With this in mind, I was optimistic when the opening sequence played through, with Iron Man and The Incredible Hulk pulling into a shopping station in space to buy some new boots for Thor's birthday. A packaging error has placed the boots into a box going to the evil Thanos, delivered by his nasally errand boy Super-Skrull who thought he was bringing Thanos a nifty new gauntlet. After hitching a ride on Thanos' ship, Iron Man and Hulk discover his plot to obtain the Infinity Stones to power his gauntlet, which would make him omnipotent. The console cousins from the 2010 version delivered constant banter and witty one-liners which kept you chuckling through each level. The 3DS version, however, is all business when the mission starts as Ms. Marvel sends constant dispatches about your next objective, holding your hand from start to finish. A few more cutscenes pop in from time to time, and some comical animations and lewd bodily functions provide a quick grin, but when you're thrust back into the gameplay, the smiles turn to frowns, with nothing but tedious action platforming.
The stages are comprised of numerous interconnected zones, all small, all square, and all lacking thoughtful design.

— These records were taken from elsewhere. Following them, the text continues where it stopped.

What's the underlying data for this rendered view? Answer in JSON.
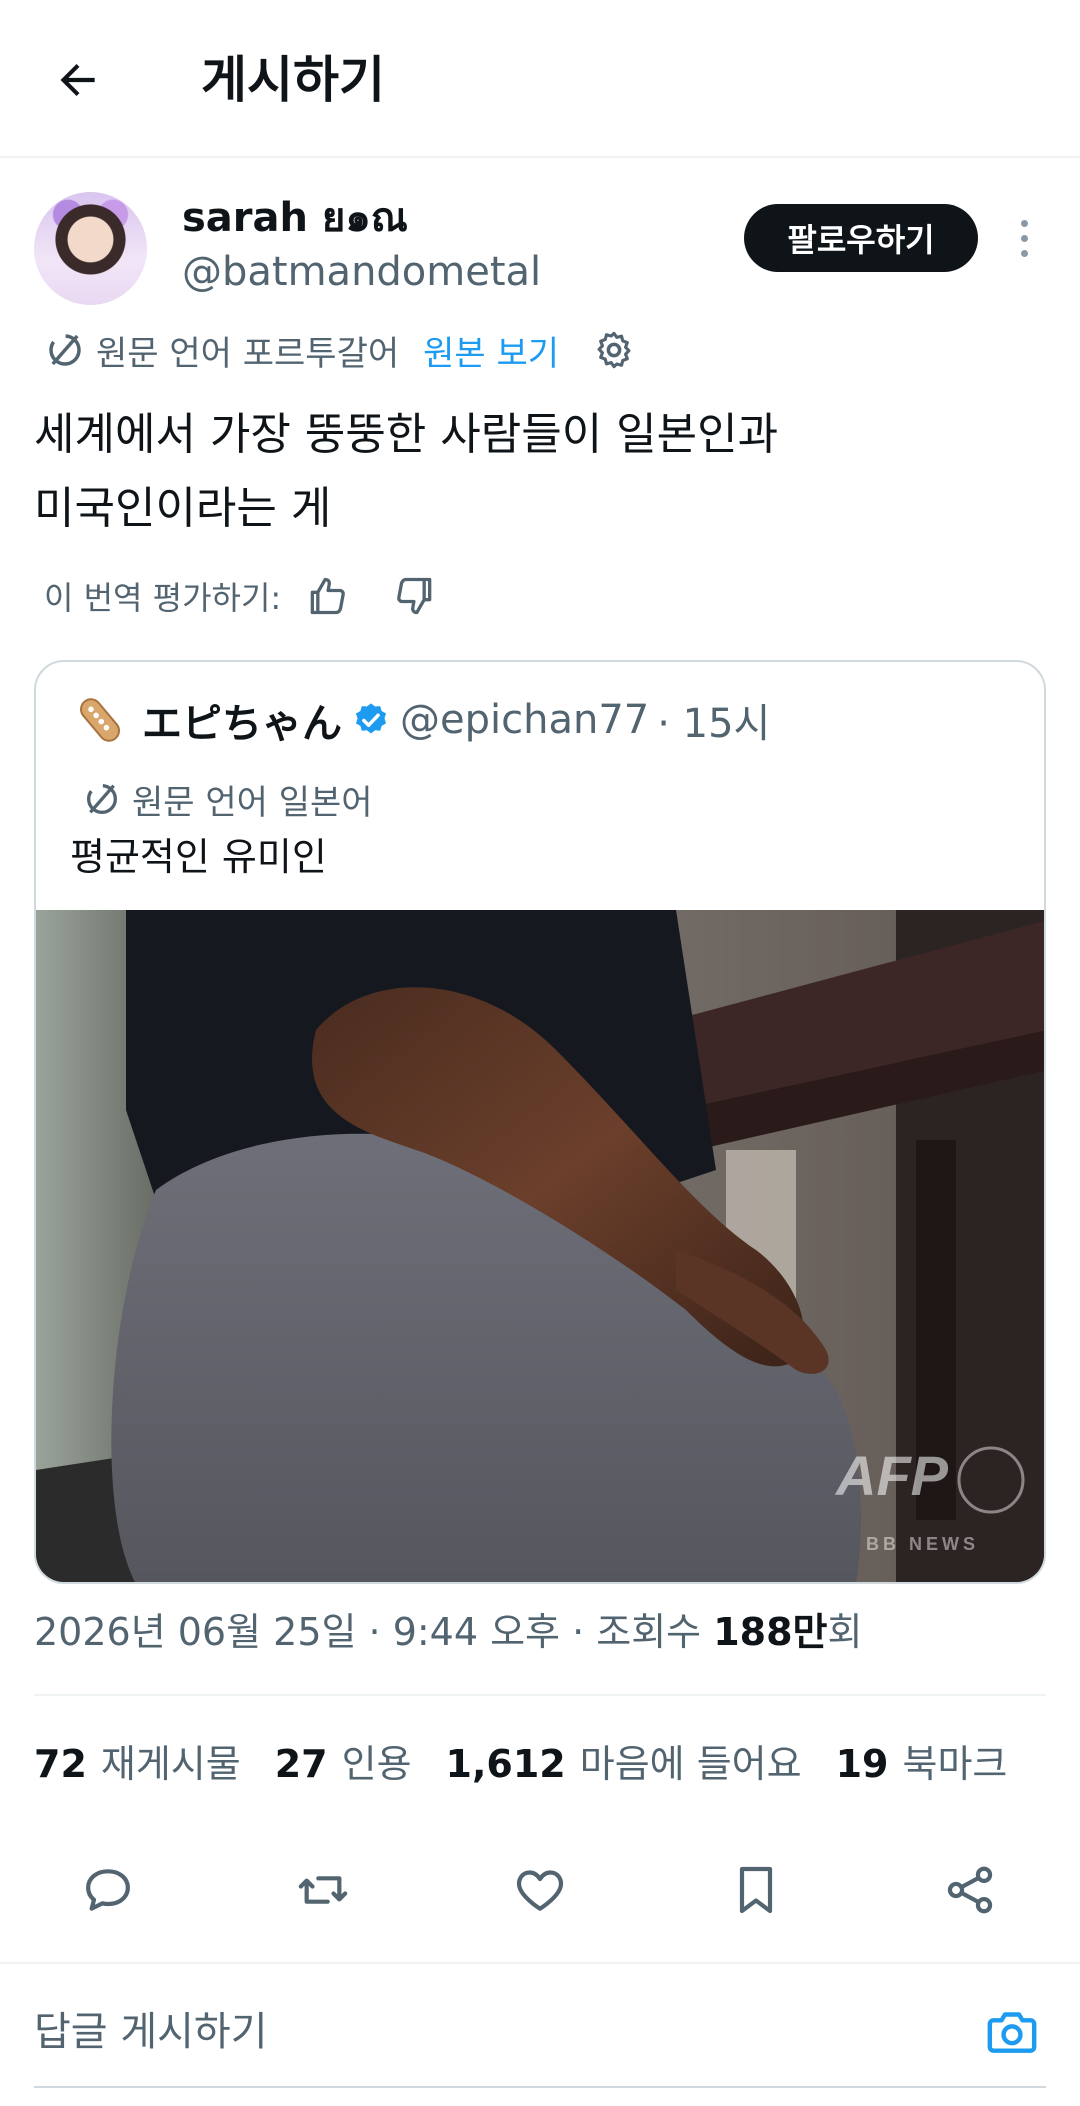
{
  "header": {
    "title": "게시하기",
    "back_icon": "arrow-left-icon"
  },
  "author": {
    "display_name": "sarah ย๑ณ",
    "handle": "@batmandometal",
    "follow_label": "팔로우하기"
  },
  "translation": {
    "source_label": "원문 언어 포르투갈어",
    "show_original": "원본 보기"
  },
  "tweet": {
    "lines": [
      "세계에서 가장 뚱뚱한 사람들이 일본인과",
      "미국인이라는 게"
    ]
  },
  "rating": {
    "label": "이 번역 평가하기:"
  },
  "quote": {
    "name": "エピちゃん",
    "handle": "@epichan77",
    "time": "· 15시",
    "source_label": "원문 언어 일본어",
    "text": "평균적인 유미인",
    "image_watermark": "AFP",
    "image_watermark_sub": "BB NEWS"
  },
  "timestamp": {
    "date_time": "2026년 06월 25일 · 9:44 오후 · 조회수 ",
    "views": "188만",
    "views_suffix": "회"
  },
  "stats": [
    {
      "count": "72",
      "label": "재게시물"
    },
    {
      "count": "27",
      "label": "인용"
    },
    {
      "count": "1,612",
      "label": "마음에 들어요"
    },
    {
      "count": "19",
      "label": "북마크"
    }
  ],
  "reply": {
    "placeholder": "답글 게시하기"
  },
  "colors": {
    "accent": "#1d9bf0",
    "text": "#0f1419",
    "muted": "#536471",
    "border": "#cfd9de"
  }
}
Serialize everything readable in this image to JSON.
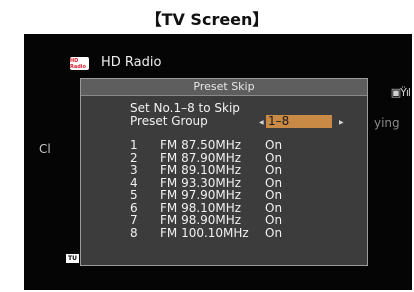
{
  "caption": "【TV Screen】",
  "header": {
    "logo_text": "HD Radio",
    "title": "HD Radio"
  },
  "background": {
    "signal_text": "▣Ÿıl",
    "partial_right": "ying",
    "partial_left": "Cl",
    "tuner_badge": "TU"
  },
  "dialog": {
    "title": "Preset Skip",
    "set_line": "Set No.1–8 to Skip",
    "group_label": "Preset Group",
    "group_value": "1–8",
    "arrow_left": "◀",
    "arrow_right": "▶",
    "presets": [
      {
        "num": "1",
        "freq": "FM 87.50MHz",
        "state": "On"
      },
      {
        "num": "2",
        "freq": "FM 87.90MHz",
        "state": "On"
      },
      {
        "num": "3",
        "freq": "FM 89.10MHz",
        "state": "On"
      },
      {
        "num": "4",
        "freq": "FM 93.30MHz",
        "state": "On"
      },
      {
        "num": "5",
        "freq": "FM 97.90MHz",
        "state": "On"
      },
      {
        "num": "6",
        "freq": "FM 98.10MHz",
        "state": "On"
      },
      {
        "num": "7",
        "freq": "FM 98.90MHz",
        "state": "On"
      },
      {
        "num": "8",
        "freq": "FM 100.10MHz",
        "state": "On"
      }
    ]
  },
  "colors": {
    "screen_bg": "#050505",
    "dialog_bg": "#3c3c3c",
    "highlight": "#c98a45"
  }
}
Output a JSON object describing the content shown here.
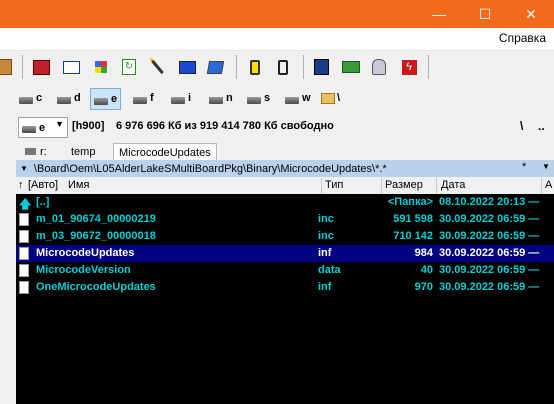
{
  "window": {
    "minimize_glyph": "—",
    "maximize_glyph": "☐",
    "close_glyph": "✕"
  },
  "menu": {
    "help": "Справка"
  },
  "drives": [
    {
      "letter": "c"
    },
    {
      "letter": "d"
    },
    {
      "letter": "e",
      "selected": true
    },
    {
      "letter": "f"
    },
    {
      "letter": "i"
    },
    {
      "letter": "n"
    },
    {
      "letter": "s"
    },
    {
      "letter": "w"
    }
  ],
  "root_symbol": "\\",
  "drive_combo": {
    "value": "e"
  },
  "volume_label": "[h900]",
  "free_space": "6 976 696 Кб из 919 414 780 Кб свободно",
  "path_root_button": "\\",
  "path_up_button": "..",
  "tabs": [
    {
      "label": "r:"
    },
    {
      "label": "temp"
    },
    {
      "label": "MicrocodeUpdates",
      "active": true
    }
  ],
  "current_path": "\\Board\\Oem\\L05AlderLakeSMultiBoardPkg\\Binary\\MicrocodeUpdates\\*.*",
  "path_star": "*",
  "columns": {
    "sort_prefix": "[Авто]",
    "name": "Имя",
    "type": "Тип",
    "size": "Размер",
    "date": "Дата",
    "attr": "А"
  },
  "files": [
    {
      "name": "[..]",
      "type": "",
      "size": "<Папка>",
      "date": "08.10.2022 20:13 —",
      "up": true
    },
    {
      "name": "m_01_90674_00000219",
      "type": "inc",
      "size": "591 598",
      "date": "30.09.2022 06:59 —"
    },
    {
      "name": "m_03_90672_00000018",
      "type": "inc",
      "size": "710 142",
      "date": "30.09.2022 06:59 —"
    },
    {
      "name": "MicrocodeUpdates",
      "type": "inf",
      "size": "984",
      "date": "30.09.2022 06:59 —",
      "selected": true
    },
    {
      "name": "MicrocodeVersion",
      "type": "data",
      "size": "40",
      "date": "30.09.2022 06:59 —"
    },
    {
      "name": "OneMicrocodeUpdates",
      "type": "inf",
      "size": "970",
      "date": "30.09.2022 06:59 —"
    }
  ]
}
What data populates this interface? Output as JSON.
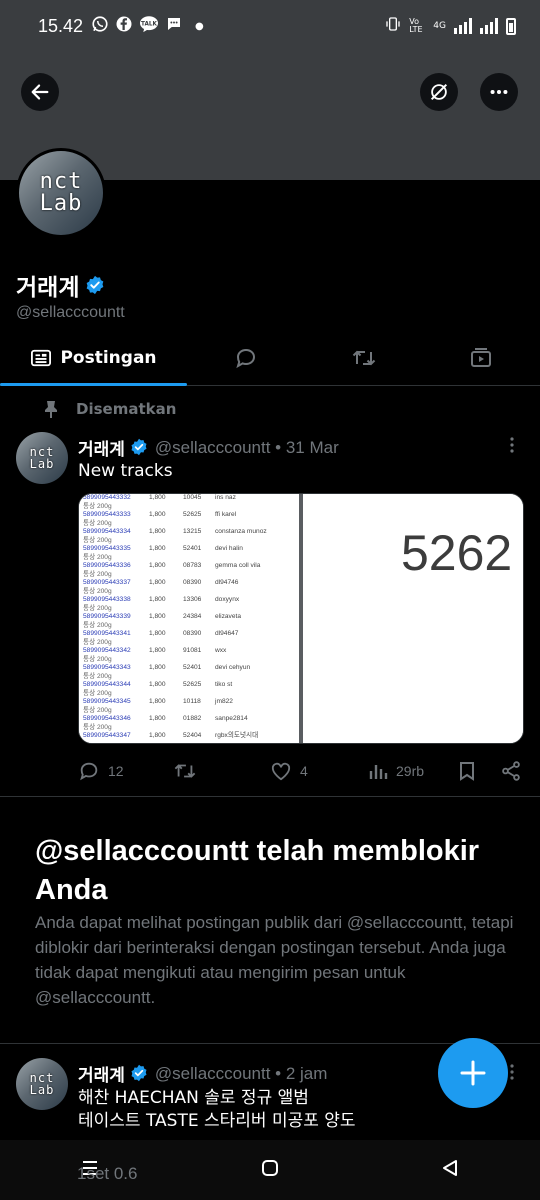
{
  "status_bar": {
    "time": "15.42",
    "network": "4G",
    "volte": "Vo LTE"
  },
  "profile": {
    "display_name": "거래계",
    "handle": "@sellacccountt",
    "avatar_text_top": "nct",
    "avatar_text_bottom": "Lab"
  },
  "tabs": [
    {
      "label": "Postingan",
      "icon": "posts-icon"
    },
    {
      "label": "",
      "icon": "replies-icon"
    },
    {
      "label": "",
      "icon": "reposts-icon"
    },
    {
      "label": "",
      "icon": "media-icon"
    }
  ],
  "pinned_label": "Disematkan",
  "pinned_tweet": {
    "name": "거래계",
    "meta": "@sellacccountt • 31 Mar",
    "text": "New tracks",
    "image_big_number": "5262",
    "image_rows": [
      {
        "id": "5899095443332",
        "qty": "1,800",
        "code": "10045",
        "user": "ins naz",
        "sub": "통상 200g"
      },
      {
        "id": "5899095443333",
        "qty": "1,800",
        "code": "52625",
        "user": "ffi karel",
        "sub": "통상 200g"
      },
      {
        "id": "5899095443334",
        "qty": "1,800",
        "code": "13215",
        "user": "constanza munoz",
        "sub": "통상 200g"
      },
      {
        "id": "5899095443335",
        "qty": "1,800",
        "code": "52401",
        "user": "devi halin",
        "sub": "통상 200g"
      },
      {
        "id": "5899095443336",
        "qty": "1,800",
        "code": "08783",
        "user": "gemma coll vila",
        "sub": "통상 200g"
      },
      {
        "id": "5899095443337",
        "qty": "1,800",
        "code": "08390",
        "user": "dl94746",
        "sub": "통상 200g"
      },
      {
        "id": "5899095443338",
        "qty": "1,800",
        "code": "13306",
        "user": "doxyynx",
        "sub": "통상 200g"
      },
      {
        "id": "5899095443339",
        "qty": "1,800",
        "code": "24384",
        "user": "elizaveta",
        "sub": "통상 200g"
      },
      {
        "id": "5899095443341",
        "qty": "1,800",
        "code": "08390",
        "user": "dl94647",
        "sub": "통상 200g"
      },
      {
        "id": "5899095443342",
        "qty": "1,800",
        "code": "91081",
        "user": "wxx",
        "sub": "통상 200g"
      },
      {
        "id": "5899095443343",
        "qty": "1,800",
        "code": "52401",
        "user": "devi cehyun",
        "sub": "통상 200g"
      },
      {
        "id": "5899095443344",
        "qty": "1,800",
        "code": "52625",
        "user": "tiko st",
        "sub": "통상 200g"
      },
      {
        "id": "5899095443345",
        "qty": "1,800",
        "code": "10118",
        "user": "jm822",
        "sub": "통상 200g"
      },
      {
        "id": "5899095443346",
        "qty": "1,800",
        "code": "01882",
        "user": "sanpe2814",
        "sub": "통상 200g"
      },
      {
        "id": "5899095443347",
        "qty": "1,800",
        "code": "52404",
        "user": "rgbx의도넛시대",
        "sub": ""
      }
    ],
    "replies": "12",
    "reposts": "",
    "likes": "4",
    "views": "29rb"
  },
  "blocked": {
    "title": "@sellacccountt telah memblokir Anda",
    "body": "Anda dapat melihat postingan publik dari @sellacccountt, tetapi diblokir dari berinteraksi dengan postingan tersebut. Anda juga tidak dapat mengikuti atau mengirim pesan untuk @sellacccountt."
  },
  "second_tweet": {
    "name": "거래계",
    "meta": "@sellacccountt • 2 jam",
    "line1": "해찬 HAECHAN 솔로 정규 앨범",
    "line2": "테이스트 TASTE  스타리버 미공포 양도",
    "peek": "1set 0.6"
  },
  "colors": {
    "accent": "#1d9bf0",
    "background": "#000000",
    "muted": "#71767b",
    "banner": "#3a3d40"
  }
}
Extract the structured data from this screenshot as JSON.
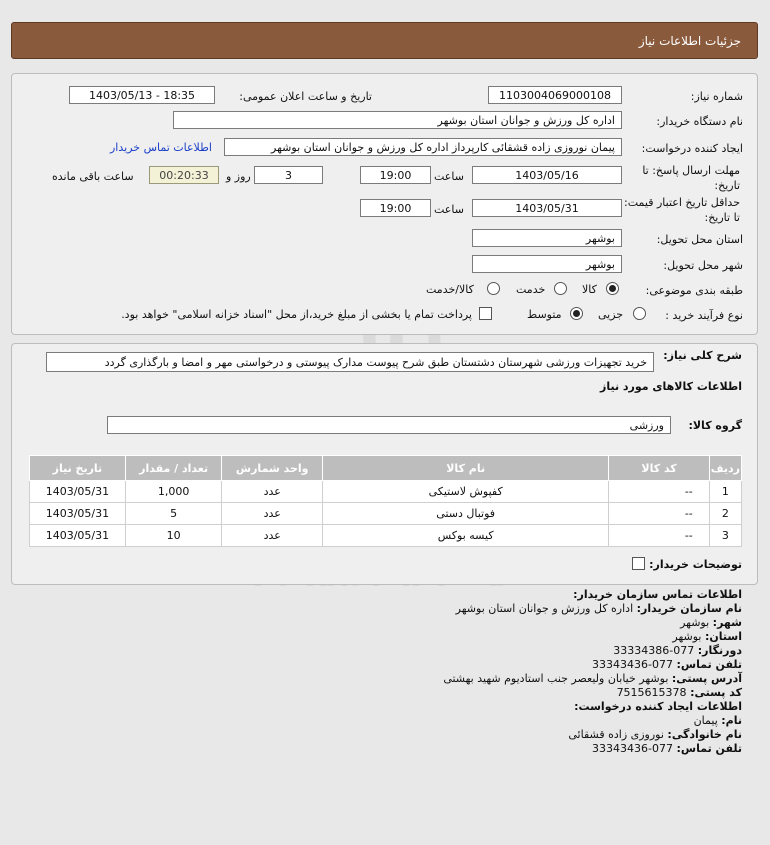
{
  "header": {
    "title": "جزئیات اطلاعات نیاز"
  },
  "form": {
    "need_number": {
      "label": "شماره نیاز:",
      "value": "1103004069000108"
    },
    "announce": {
      "label": "تاریخ و ساعت اعلان عمومی:",
      "value": "1403/05/13 - 18:35"
    },
    "buyer_org": {
      "label": "نام دستگاه خریدار:",
      "value": "اداره کل ورزش و جوانان استان بوشهر"
    },
    "creator": {
      "label": "ایجاد کننده درخواست:",
      "value": "پیمان نوروزی زاده قشقائی کارپرداز اداره کل ورزش و جوانان استان بوشهر",
      "contact_link": "اطلاعات تماس خریدار"
    },
    "deadline": {
      "label": "مهلت ارسال پاسخ: تا تاریخ:",
      "date": "1403/05/16",
      "time_label": "ساعت",
      "time": "19:00",
      "days": "3",
      "days_label": "روز و",
      "remaining": "00:20:33",
      "remaining_label": "ساعت باقی مانده"
    },
    "validity": {
      "label": "حداقل تاریخ اعتبار قیمت: تا تاریخ:",
      "date": "1403/05/31",
      "time_label": "ساعت",
      "time": "19:00"
    },
    "delivery_province": {
      "label": "استان محل تحویل:",
      "value": "بوشهر"
    },
    "delivery_city": {
      "label": "شهر محل تحویل:",
      "value": "بوشهر"
    },
    "category": {
      "label": "طبقه بندی موضوعی:",
      "options": [
        "کالا",
        "خدمت",
        "کالا/خدمت"
      ],
      "selected": "کالا"
    },
    "process": {
      "label": "نوع فرآیند خرید :",
      "options": [
        "جزیی",
        "متوسط"
      ],
      "selected": "متوسط",
      "payment_note": "پرداخت تمام یا بخشی از مبلغ خرید،از محل \"اسناد خزانه اسلامی\" خواهد بود."
    }
  },
  "description": {
    "label": "شرح کلی نیاز:",
    "value": "خرید تجهیزات ورزشی شهرستان دشتستان طبق شرح پیوست مدارک پیوستی و درخواستی مهر و امضا و بارگذاری گردد"
  },
  "goods": {
    "section_title": "اطلاعات کالاهای مورد نیاز",
    "group_label": "گروه کالا:",
    "group_value": "ورزشی",
    "columns": [
      "ردیف",
      "کد کالا",
      "نام کالا",
      "واحد شمارش",
      "تعداد / مقدار",
      "تاریخ نیاز"
    ],
    "rows": [
      [
        "1",
        "--",
        "کفپوش لاستیکی",
        "عدد",
        "1,000",
        "1403/05/31"
      ],
      [
        "2",
        "--",
        "فوتبال دستی",
        "عدد",
        "5",
        "1403/05/31"
      ],
      [
        "3",
        "--",
        "کیسه بوکس",
        "عدد",
        "10",
        "1403/05/31"
      ]
    ],
    "buyer_notes_label": "توضیحات خریدار:"
  },
  "contact": {
    "title": "اطلاعات تماس سازمان خریدار:",
    "org_label": "نام سازمان خریدار:",
    "org": "اداره کل ورزش و جوانان استان بوشهر",
    "city_label": "شهر:",
    "city": "بوشهر",
    "province_label": "استان:",
    "province": "بوشهر",
    "fax_label": "دورنگار:",
    "fax": "077-33334386",
    "phone_label": "تلفن تماس:",
    "phone": "077-33343436",
    "address_label": "آدرس پستی:",
    "address": "بوشهر خیابان ولیعصر جنب استادیوم شهید بهشتی",
    "postal_label": "کد پستی:",
    "postal": "7515615378",
    "creator_title": "اطلاعات ایجاد کننده درخواست:",
    "first_name_label": "نام:",
    "first_name": "پیمان",
    "last_name_label": "نام خانوادگی:",
    "last_name": "نوروزی زاده قشقائی",
    "creator_phone_label": "تلفن تماس:",
    "creator_phone": "077-33343436"
  },
  "watermark": {
    "brand": "ParsNamadData",
    "line1": "مرکز فراوری اطلاعات پارس نماد داده ها",
    "line2": "پایگاه اطلاع رسانی مناقصه و مزایده",
    "phone": "۰۲۱-۸۸۳۴۹۶۷۰-۵",
    "logo_digits": "010101"
  }
}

With your sole objective to acquire the particular Infinity Stone, you must make your way through enemy-infested corridors, solving simple puzzles, all of which require the talents of specific superheroes. But never fear, because although you are limited to only two onscreen characters at a time, a S.W.A.P. station is always nearby, where you can switch to another available character and quickly backtrack to eliminate the obstacle.
Only a handful of Marvel icons are playable, each equipped with unique attacks and dilemma-solving talents. Iron Man and Invisible Woman have the brains to hack computers, Hulk has the brawn to heave the sixteen-ton weights out of the way, Spider-Man can pull himself across gaps or pull small crates toward him, and Thor can call forth a bolt of lightning to provide electrical power to a system. There are others as well, but each is so painfully obvious that even the toddlers the game is intended for will find it beneath them. The boss battles are equally shallow, with easily discernable attack patterns sure to grant you success on the very first attempt.
It is fun to swap between characters and test their playable powers, and the constant swapping keeps the redundancy down, to some degree. The fact that you cannot block in the 3DS version (no, not even with Captain America's trusty shield), nor can you interrupt an attack animation to dodge out of the way, will keep you slightly on edge, with an easily diminishable health bar. However, there is no penalty for death—you have infinite lives, and unless you're barricaded in a particular room, you can simply run a few steps to a different zone, instantly shooting your health back to full.
Defeating enemies and shattering certain environments will net you some crystal shards, a currency used only to unlock a small list of side challenges from the main menu. These mostly consist of defeating waves of enemies with other obstacles to heighten the difficulty, or slightly more thought-provoking puzzles, but none give you any kind of reward beside a little checkmark. In fact, apart from the few challenges and some costumes to collect, there are no extra features like achievements or trophies, and no multiplayer whatsoever. And unlike the console version, you will have access to 100% of each stage on the first playthrough, offering no incentive to return.
Marvel Super Hero Squad: The Infinity Gauntlet also makes minimal use of the system's built-in features. Like the DS version, the touchscreen is primarily a map, which is hardily required considering the miniscule level sizes. Computer hacking requires a quick tap combination, but otherwise it's all fingers on the buttons. Also, because this is more a port than a new version, there is no StreetPass or SpotPass, or use of the Play Coins and Augmented Reality functions. A shame really, since it would have been fun to see the pint-sized superheroes strut their moves on the carpet.